→ **TASK REQUIREMENTS**: Your task is to give the number of lines below that contain "executed". Give no other text.

Items from an interface collection
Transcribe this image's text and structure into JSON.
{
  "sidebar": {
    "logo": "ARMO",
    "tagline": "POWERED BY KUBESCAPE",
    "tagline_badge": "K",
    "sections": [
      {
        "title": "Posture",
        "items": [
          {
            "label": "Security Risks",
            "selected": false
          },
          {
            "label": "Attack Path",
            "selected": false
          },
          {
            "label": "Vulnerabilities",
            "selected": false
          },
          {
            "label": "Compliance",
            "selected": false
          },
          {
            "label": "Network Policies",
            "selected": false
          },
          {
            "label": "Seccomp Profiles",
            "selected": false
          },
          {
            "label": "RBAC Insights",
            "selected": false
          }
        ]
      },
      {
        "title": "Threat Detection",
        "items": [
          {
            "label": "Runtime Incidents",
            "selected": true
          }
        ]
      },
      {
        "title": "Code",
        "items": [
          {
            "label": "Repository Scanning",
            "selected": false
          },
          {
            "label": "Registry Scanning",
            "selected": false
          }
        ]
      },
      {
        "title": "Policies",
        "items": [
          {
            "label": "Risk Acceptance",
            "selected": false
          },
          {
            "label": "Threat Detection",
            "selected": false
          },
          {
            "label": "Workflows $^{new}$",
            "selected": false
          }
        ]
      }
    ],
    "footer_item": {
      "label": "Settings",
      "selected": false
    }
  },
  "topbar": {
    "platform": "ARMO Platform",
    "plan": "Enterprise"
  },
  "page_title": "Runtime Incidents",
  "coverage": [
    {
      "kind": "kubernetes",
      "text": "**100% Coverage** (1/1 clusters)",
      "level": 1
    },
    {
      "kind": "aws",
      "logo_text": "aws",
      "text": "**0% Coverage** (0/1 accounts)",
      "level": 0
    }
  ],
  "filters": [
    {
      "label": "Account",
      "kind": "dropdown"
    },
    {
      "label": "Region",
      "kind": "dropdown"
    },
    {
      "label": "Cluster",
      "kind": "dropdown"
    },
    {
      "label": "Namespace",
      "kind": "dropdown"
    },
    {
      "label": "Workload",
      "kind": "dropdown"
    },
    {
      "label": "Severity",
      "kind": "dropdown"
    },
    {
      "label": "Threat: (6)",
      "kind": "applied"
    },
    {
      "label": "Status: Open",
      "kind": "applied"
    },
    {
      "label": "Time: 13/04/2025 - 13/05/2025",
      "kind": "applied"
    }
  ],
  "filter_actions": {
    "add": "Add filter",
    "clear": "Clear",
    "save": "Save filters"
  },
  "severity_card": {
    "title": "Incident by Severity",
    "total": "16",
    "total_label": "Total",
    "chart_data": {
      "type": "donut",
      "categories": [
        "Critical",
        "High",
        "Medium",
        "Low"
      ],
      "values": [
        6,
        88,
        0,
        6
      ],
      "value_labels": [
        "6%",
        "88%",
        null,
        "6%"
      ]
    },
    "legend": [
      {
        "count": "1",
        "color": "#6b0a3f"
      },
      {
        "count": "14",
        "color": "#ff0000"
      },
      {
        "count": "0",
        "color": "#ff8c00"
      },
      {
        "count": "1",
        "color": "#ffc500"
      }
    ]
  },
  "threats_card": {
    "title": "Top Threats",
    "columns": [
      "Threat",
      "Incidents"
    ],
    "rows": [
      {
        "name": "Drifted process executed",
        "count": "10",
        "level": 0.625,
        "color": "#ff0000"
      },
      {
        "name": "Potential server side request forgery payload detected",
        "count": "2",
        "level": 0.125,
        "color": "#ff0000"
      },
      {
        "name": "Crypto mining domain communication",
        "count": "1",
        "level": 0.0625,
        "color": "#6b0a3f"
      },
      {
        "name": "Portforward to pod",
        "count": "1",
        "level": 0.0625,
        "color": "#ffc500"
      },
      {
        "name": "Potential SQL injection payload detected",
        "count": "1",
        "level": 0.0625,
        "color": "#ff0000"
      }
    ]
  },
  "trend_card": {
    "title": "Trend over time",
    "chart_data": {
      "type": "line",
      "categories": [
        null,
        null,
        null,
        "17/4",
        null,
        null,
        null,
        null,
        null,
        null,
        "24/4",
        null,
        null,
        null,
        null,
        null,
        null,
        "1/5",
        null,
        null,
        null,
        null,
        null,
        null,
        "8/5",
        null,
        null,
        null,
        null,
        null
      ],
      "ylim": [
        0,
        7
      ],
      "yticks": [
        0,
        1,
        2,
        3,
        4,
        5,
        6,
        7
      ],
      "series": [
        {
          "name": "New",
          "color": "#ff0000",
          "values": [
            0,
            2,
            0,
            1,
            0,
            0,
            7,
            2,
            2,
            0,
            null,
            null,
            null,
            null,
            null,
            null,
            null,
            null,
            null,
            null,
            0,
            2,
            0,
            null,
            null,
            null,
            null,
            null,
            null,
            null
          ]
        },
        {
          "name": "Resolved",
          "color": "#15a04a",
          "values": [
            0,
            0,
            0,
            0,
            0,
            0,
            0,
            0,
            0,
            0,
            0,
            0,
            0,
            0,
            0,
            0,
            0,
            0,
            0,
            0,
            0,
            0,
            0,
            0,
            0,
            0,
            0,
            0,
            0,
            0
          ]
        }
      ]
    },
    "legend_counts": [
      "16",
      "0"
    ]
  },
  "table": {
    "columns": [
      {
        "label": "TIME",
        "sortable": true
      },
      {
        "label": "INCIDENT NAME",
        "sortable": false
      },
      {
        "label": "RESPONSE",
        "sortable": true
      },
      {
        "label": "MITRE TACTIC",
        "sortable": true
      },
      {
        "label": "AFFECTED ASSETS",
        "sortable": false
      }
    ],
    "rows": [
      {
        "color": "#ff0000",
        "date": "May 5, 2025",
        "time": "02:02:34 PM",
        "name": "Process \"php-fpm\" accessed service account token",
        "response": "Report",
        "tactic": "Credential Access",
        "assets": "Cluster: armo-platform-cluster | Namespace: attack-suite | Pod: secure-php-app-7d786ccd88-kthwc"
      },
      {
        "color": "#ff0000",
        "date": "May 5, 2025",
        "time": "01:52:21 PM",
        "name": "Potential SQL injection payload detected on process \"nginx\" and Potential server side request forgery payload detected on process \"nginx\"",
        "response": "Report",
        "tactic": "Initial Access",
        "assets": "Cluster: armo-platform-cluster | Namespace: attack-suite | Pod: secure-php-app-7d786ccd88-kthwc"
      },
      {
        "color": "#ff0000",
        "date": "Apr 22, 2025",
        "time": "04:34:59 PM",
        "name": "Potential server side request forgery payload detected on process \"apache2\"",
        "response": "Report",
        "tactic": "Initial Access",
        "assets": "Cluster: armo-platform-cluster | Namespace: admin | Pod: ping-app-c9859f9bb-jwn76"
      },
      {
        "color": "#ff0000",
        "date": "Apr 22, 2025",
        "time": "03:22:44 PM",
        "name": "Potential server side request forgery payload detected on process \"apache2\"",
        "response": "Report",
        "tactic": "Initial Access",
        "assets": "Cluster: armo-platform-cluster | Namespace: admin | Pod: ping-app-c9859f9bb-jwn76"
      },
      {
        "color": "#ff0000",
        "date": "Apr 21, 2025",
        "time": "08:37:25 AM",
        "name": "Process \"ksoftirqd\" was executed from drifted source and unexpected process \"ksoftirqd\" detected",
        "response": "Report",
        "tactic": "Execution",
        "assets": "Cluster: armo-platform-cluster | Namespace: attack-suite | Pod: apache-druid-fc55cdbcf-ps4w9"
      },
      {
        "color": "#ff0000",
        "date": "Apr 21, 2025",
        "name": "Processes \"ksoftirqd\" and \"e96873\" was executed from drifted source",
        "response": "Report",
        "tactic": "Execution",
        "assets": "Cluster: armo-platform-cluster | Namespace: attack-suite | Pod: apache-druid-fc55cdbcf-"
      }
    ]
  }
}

→ **ANSWER FOR THE TASK**: 3